Fortunately, Ed landed a job as an insurance adjustor, and stayed with the same company for 30 years. During that time, he married, had a family, and still got to play piano professionally on weekends and holidays. He liked the extra income--and he really loved to play.

An Untraditional Fake Book

Performing with bands at dances, weddings, bar mitzvahs, and other social events, Ed needed a wide-ranging repertoire. That's where his untraditional fake book comes in. ("Fake" because even if the musicians didn't know the song very well, they could fake it by following the basic melody--and fake because the real composers didn't get royalties on these non-officially-published versions.)
Edgar J. Wood (1903-1986) playing Christmas
carols on his Steinway Baby Grand Piano

Fifty years ago, Ed wrote out the musical notes by hand and typed in lyrics for dozens of old-time standards like The Sidewalks of New York, Deep in My Heart, and Silent Night. 

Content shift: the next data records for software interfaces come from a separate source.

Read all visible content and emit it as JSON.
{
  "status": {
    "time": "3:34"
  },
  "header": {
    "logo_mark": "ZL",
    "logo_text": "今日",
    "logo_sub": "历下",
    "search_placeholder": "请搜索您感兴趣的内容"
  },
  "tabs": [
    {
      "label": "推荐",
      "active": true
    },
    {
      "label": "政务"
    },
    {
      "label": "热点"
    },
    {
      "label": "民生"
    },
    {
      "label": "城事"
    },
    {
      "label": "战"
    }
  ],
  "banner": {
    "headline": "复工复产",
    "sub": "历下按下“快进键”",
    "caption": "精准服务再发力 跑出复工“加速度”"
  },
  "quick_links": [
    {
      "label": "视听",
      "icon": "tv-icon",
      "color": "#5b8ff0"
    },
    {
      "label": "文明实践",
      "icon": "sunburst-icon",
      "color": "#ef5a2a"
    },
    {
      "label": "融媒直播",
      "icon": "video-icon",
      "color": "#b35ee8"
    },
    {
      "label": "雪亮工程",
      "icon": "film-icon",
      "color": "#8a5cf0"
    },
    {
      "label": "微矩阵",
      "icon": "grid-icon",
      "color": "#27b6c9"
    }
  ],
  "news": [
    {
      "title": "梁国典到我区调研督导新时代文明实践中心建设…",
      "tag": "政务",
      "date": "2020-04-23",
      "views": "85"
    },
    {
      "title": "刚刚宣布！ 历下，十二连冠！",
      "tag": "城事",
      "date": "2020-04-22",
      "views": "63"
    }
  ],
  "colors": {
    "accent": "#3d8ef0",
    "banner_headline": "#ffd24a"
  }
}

Today, commercial fake books are widely available--but back then, Ed chose the unconventional route of creating his own from scratch. He assembled all the songs he wanted into a loose-leaf binder to take when playing for an audience.

Flipping through the fake book, Ed could quickly read the notes and chords (and cue the guitarist or bassist) for nearly any song the band planned to play or was asked to play. Each song was on one side of the page, for his convenience, with chord changes noted here and there.

Sharing the Story Along with the Heirloom

The fake book has been in the family for a long time, but now it's about to have a new home. The original is being gifted to one of his grandchildren, along with a booklet telling the story of Ed's musical career (with photos, of course). I've scanned every page and created a replica fake book for other descendants to save, complete with the story of Ed's musical training and career.

Thanks to Amy Johnson Crow for this week's #52Ancestors prompt of "Tradition." Only two more prompts left in this year's challenge!


  1. I had never heard of a "fake book!" Very interesting!

  2. I have never heard of a "fake book". How is it different from sheet music? It certainly sounds like Ed loved music & it is great that he could share it often with others.

  3. Never heard of a "fake book", how interesting! He must have been very talented with a very good ear for music and a knack for lyrics. Did he ever finish his degree? one course...

  4. Ladies, let me thank you for reading and commenting! Barb, Ed never finished his degree but he went to Tufts reunions over the years and enjoyed seeing his classmates--he went even at the age of 80! Colleen, the fake book has only one stanza and chorus, typically, just the bare minimum for the pianist to be able to sight-read and play. Ed loved playing and it was a joy to gather around his piano at holidays and sing!